I don’t have the expertise in matters legal or financial. But what I do know, as a student of political science, is this: what has happened since the formation of the Panamagate investigation team and the Supreme Court verdicts is not an effort to strengthen the accountability mechanism through an institutional approach—which would have been welcome and commendable—but a strategy to get rid of Sharif and, by extension, to bleed the PMLN in the run-up to the polls. Panama was a godsend.
In a way it’s a throwback to the seesaw we saw in the ‘90s. The military acting as the arbiter, playing on and exploiting the terrible fault-line between the PPP and the PMLN. The Charter of Democracy signed between the two parties manifested the realization that if they didn’t play the game according to some basic rules, the elephant will never leave the room.
Let it be said plainly, the principal issue now is not about Sharif’s alleged corruption (one look at the PTI and even a fool would know that) but about the traditional principal contradiction at the heart of which stands the question: who is to govern this country?
Once the PTI wins, and most of us think it will, the party will face this question squarely. The question that has haunted every party in power at the center. It will the PTI, too. There’s no gainsaying it and no escaping it. I dare say that some old hands like Messrs Shah Mehmood Qureshi and Shafqat Mehmood et al already know this. That’s also the point where the party will realize that those who are elevating it will also come collecting IOUs. It’s a simple quid pro quo. Sharif has learnt it after getting bloodied. Khan will learn it too.
Or perhaps I am being generous and he has already made the Faustian bargain, like Sharif did before him.

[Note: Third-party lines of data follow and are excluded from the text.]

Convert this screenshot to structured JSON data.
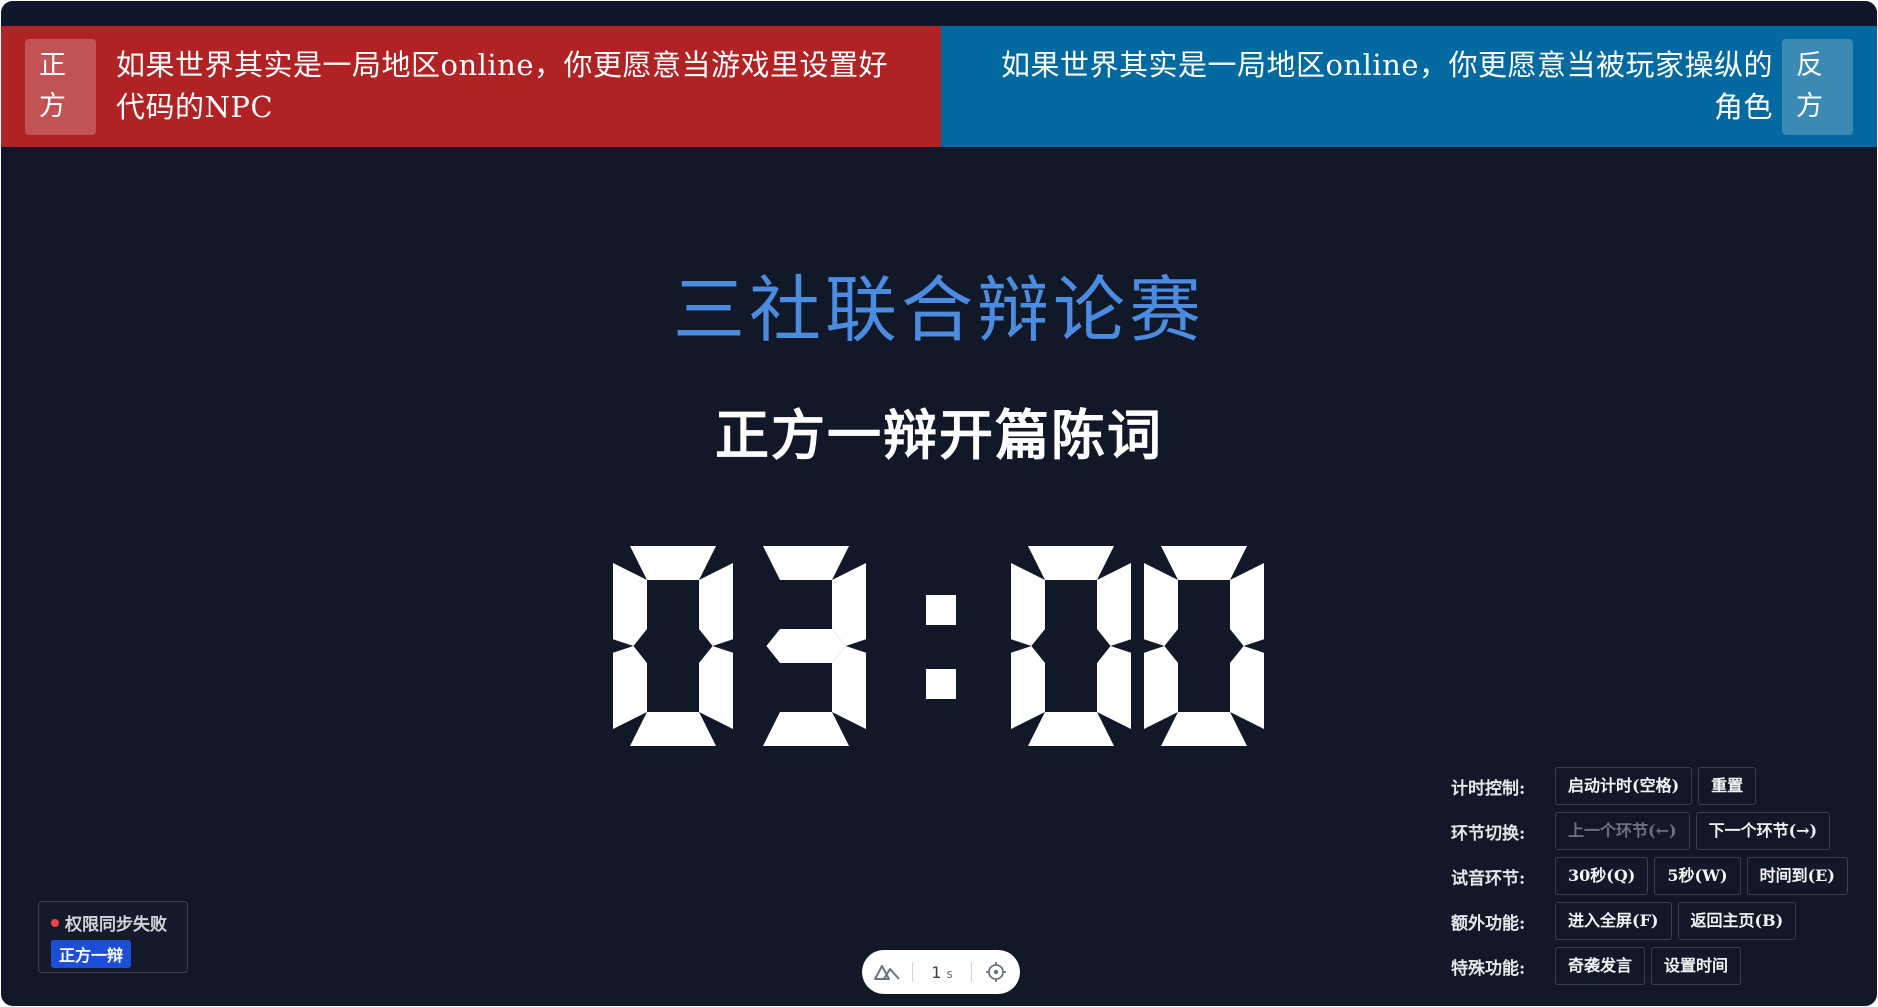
{
  "affirmative": {
    "side_label": "正\n方",
    "side_label_line1": "正",
    "side_label_line2": "方",
    "motion": "如果世界其实是一局地区online，你更愿意当游戏里设置好代码的NPC",
    "color": "#b12225"
  },
  "negative": {
    "side_label_line1": "反",
    "side_label_line2": "方",
    "motion_line1": "如果世界其实是一局地区online，你更愿意当被玩家操纵的",
    "motion_line2": "角色",
    "color": "#0369a1"
  },
  "event_title": "三社联合辩论赛",
  "stage_title": "正方一辩开篇陈词",
  "timer": {
    "display": "03:00",
    "minutes": "03",
    "seconds": "00",
    "color": "#ffffff"
  },
  "controls": {
    "timer_control": {
      "label": "计时控制:",
      "start": "启动计时(空格)",
      "reset": "重置"
    },
    "stage_switch": {
      "label": "环节切换:",
      "prev": "上一个环节(←)",
      "next": "下一个环节(→)"
    },
    "sound_test": {
      "label": "试音环节:",
      "thirty": "30秒(Q)",
      "five": "5秒(W)",
      "timeup": "时间到(E)"
    },
    "extra": {
      "label": "额外功能:",
      "fullscreen": "进入全屏(F)",
      "home": "返回主页(B)"
    },
    "special": {
      "label": "特殊功能:",
      "surprise": "奇袭发言",
      "set_time": "设置时间"
    }
  },
  "status": {
    "sync_text": "权限同步失败",
    "role": "正方一辩",
    "accent": "#ef4444"
  },
  "devtools": {
    "logo_icon": "nuxt-logo-icon",
    "render_time": "1",
    "render_unit": "s",
    "inspect_icon": "crosshair-icon"
  }
}
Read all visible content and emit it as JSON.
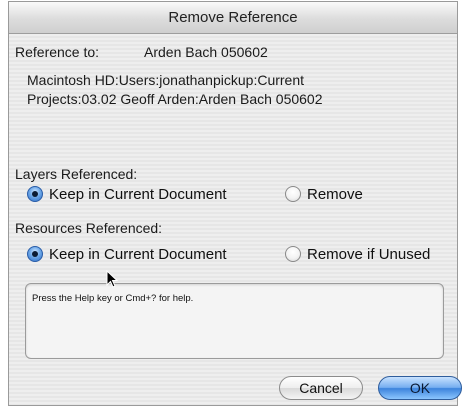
{
  "dialog": {
    "title": "Remove Reference",
    "reference_label": "Reference to:",
    "reference_name": "Arden Bach 050602",
    "path_line1": "Macintosh HD:Users:jonathanpickup:Current",
    "path_line2": "Projects:03.02 Geoff Arden:Arden Bach 050602"
  },
  "layers": {
    "heading": "Layers Referenced:",
    "options": [
      {
        "label": "Keep in Current Document",
        "selected": true
      },
      {
        "label": "Remove",
        "selected": false
      }
    ]
  },
  "resources": {
    "heading": "Resources Referenced:",
    "options": [
      {
        "label": "Keep in Current Document",
        "selected": true
      },
      {
        "label": "Remove if Unused",
        "selected": false
      }
    ]
  },
  "help": {
    "text": "Press the Help key or Cmd+? for help."
  },
  "buttons": {
    "cancel": "Cancel",
    "ok": "OK"
  },
  "colors": {
    "default_button": "#3c83dc",
    "radio_selected": "#2f6fc6"
  },
  "icons": {
    "cursor": "arrow-cursor-icon"
  }
}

We shall wait to see when the collectors come collecting.
At this point, it’s about the Macbethian tragic flaw: inordinate ambition:
“…I have no spur
To prick the sides of my intent, but only
Vaulting ambition, which o’erleaps itself
And falls on th’ other.”
Haider is the executive editor at Indus News. He was a Ford Scholar at the Program in Arms Control, Disarmament and International Security at the University of Illinois at Urbana-Champaign, and a visiting fellow at the Brookings Institution, Washington, D.C. He tweets @ejazhaider